Logging is helpful because it allows you to:
- Capture and analyze the state of your cluster
- Look for trends in your environment
- Save your logs to a safe location outside of your cluster
- Stay informed of events like a container crashing, a pod eviction, or a node dying
- More easily debug and troubleshoot problems
Rancher supports integration with the following services:
How Logging Integrations Work
Rancher can integrate with popular external services used for event streams, telemetry, or search. These services can log errors and warnings in your Kubernetes infrastructure to a stream.
These services collect container log events, which are saved to the
/var/log/containers directory on each of your nodes. The service collects both standard and error events. You can then log into your services to review the events collected, leveraging each service's unique features.
When configuring Rancher to integrate with these services, you'll have to point Rancher toward the service's endpoint and provide authentication information.
Additionally, you'll have the opportunity to enter key-value pairs to filter the log events collected. The service will only collect events for containers marked with your configured key-value pairs.
Note: You can only configure one logging service per cluster or per project.
The Docker daemon on each node in the cluster should be configured with the (default) log-driver:
json-file. You can check the log-driver by running the following command:
$ docker info | grep 'Logging Driver'
Logging Driver: json-file
You can configure logging at either cluster level or project level.
- Cluster logging writes logs for every pod in the cluster, i.e. in all the projects. For RKE clusters, it also writes logs for all the Kubernetes system components.
- Project logging writes logs for every pod in that particular project.
Logs that are sent to your logging service are from the following locations:
- Pod logs stored at
- Kubernetes system components logs stored at
Enabling Cluster Logging
As an administrator or cluster owner, you can configure Rancher to send Kubernetes logs to a logging service.
From the Global view, navigate to the cluster that you want to configure cluster logging.
Select Tools > Logging in the navigation bar.
Select a logging service and enter the configuration. Refer to the specific service for detailed configuration. Rancher supports integration with the following services:
(Optional) Instead of using the UI to configure the logging services, you can enter custom advanced configurations by clicking on Edit as File, which is located above the logging targets. This link is only visible after you select a logging service.
With the file editor, enter raw fluentd configuration for any logging service. Refer to the documentation for each logging service on how to setup the output configuration.
If the logging service is using TLS, you also need to complete the SSL Configuration form.
Provide the Client Private Key and Client Certificate. You can either copy and paste them or upload them by using the Read from a file button.
You can use either a self-signed certificate or one provided by a certificate authority.
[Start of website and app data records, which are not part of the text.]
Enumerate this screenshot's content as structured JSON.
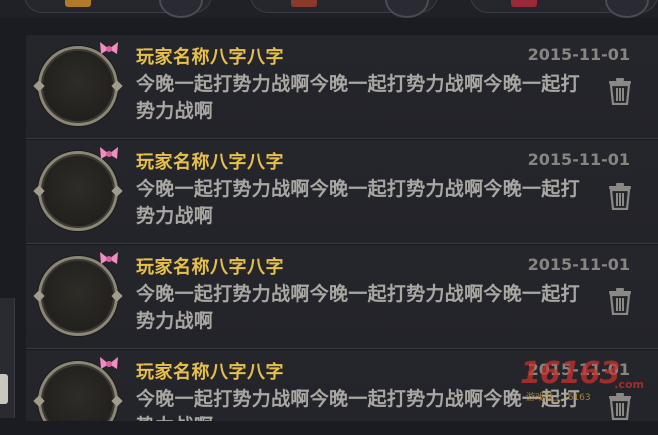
{
  "colors": {
    "name": "#e7c04b",
    "message": "#a8a7a1",
    "date": "#86857f",
    "row_bg": "#24252b",
    "bow": "#f08fbf"
  },
  "messages": [
    {
      "player_name": "玩家名称八字八字",
      "date": "2015-11-01",
      "text": "今晚一起打势力战啊今晚一起打势力战啊今晚一起打势力战啊",
      "avatar_icon": "avatar-frame-icon",
      "badge_icon": "pink-bow-icon",
      "action_icon": "trash-icon"
    },
    {
      "player_name": "玩家名称八字八字",
      "date": "2015-11-01",
      "text": "今晚一起打势力战啊今晚一起打势力战啊今晚一起打势力战啊",
      "avatar_icon": "avatar-frame-icon",
      "badge_icon": "pink-bow-icon",
      "action_icon": "trash-icon"
    },
    {
      "player_name": "玩家名称八字八字",
      "date": "2015-11-01",
      "text": "今晚一起打势力战啊今晚一起打势力战啊今晚一起打势力战啊",
      "avatar_icon": "avatar-frame-icon",
      "badge_icon": "pink-bow-icon",
      "action_icon": "trash-icon"
    },
    {
      "player_name": "玩家名称八字八字",
      "date": "2015-11-01",
      "text": "今晚一起打势力战啊今晚一起打势力战啊今晚一起打势力战啊",
      "avatar_icon": "avatar-frame-icon",
      "badge_icon": "pink-bow-icon",
      "action_icon": "trash-icon"
    }
  ],
  "watermark": {
    "logo": "16163",
    "suffix": ".com",
    "tagline": "游戏就上16163"
  }
}
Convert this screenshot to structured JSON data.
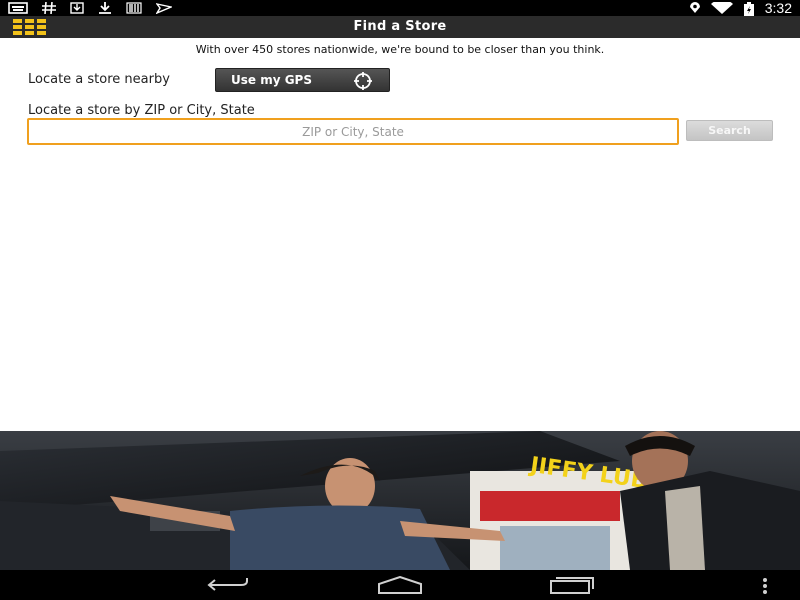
{
  "status_bar": {
    "icons": [
      "keyboard-icon",
      "hash-icon",
      "download-box-icon",
      "download-icon",
      "barcode-icon",
      "plane-icon"
    ],
    "right_icons": [
      "location-icon",
      "wifi-icon",
      "battery-icon"
    ],
    "time": "3:32"
  },
  "title_bar": {
    "title": "Find a Store",
    "menu_icon": "grid-menu-icon",
    "accent_color": "#f2c21a"
  },
  "content": {
    "tagline": "With over 450 stores nationwide, we're bound to be closer than you think.",
    "nearby_label": "Locate a store nearby",
    "gps_button_label": "Use my GPS",
    "zip_label": "Locate a store by ZIP or City, State",
    "zip_input_placeholder": "ZIP or City, State",
    "zip_input_value": "",
    "search_button_label": "Search",
    "input_focus_color": "#f0a01e"
  },
  "promo_image": {
    "sign_text": "JIFFY LUBE PLUS"
  },
  "nav_bar": {
    "buttons": [
      "back-icon",
      "home-icon",
      "recent-apps-icon",
      "overflow-menu-icon"
    ]
  }
}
You can generate a self-signed certificate using an openssl command. For example:
openssl req -x509 -newkey rsa:2048 -keyout myservice.key -out myservice.cert -days 365 -nodes -subj "/CN=myservice.example.com"
If you are using a self-signed certificate, provide the CA Certificate PEM.
(Optional) Complete the Additional Logging Configuration form.
Optional: Use the Add Field button to add custom log fields to your logging configuration. These fields are key value pairs (such as
foo=bar) that you can use to filter the logs from another system.
Enter a Flush Interval. This value determines how often Fluentd flushes data to the logging server. Intervals are measured in seconds.
Include System Log. The logs from pods in system project and RKE components will be sent to the target. Uncheck it to exclude the system logs.
Click Test. Rancher sends a test log to the service.
Note: This button is replaced with Dry Run if you are using the custom configuration editor. In this case, Rancher calls the fluentd dry run command to validate the configuration.
Result: Rancher is now configured to send logs to the selected service. Log into the logging service so that you can start viewing the logs.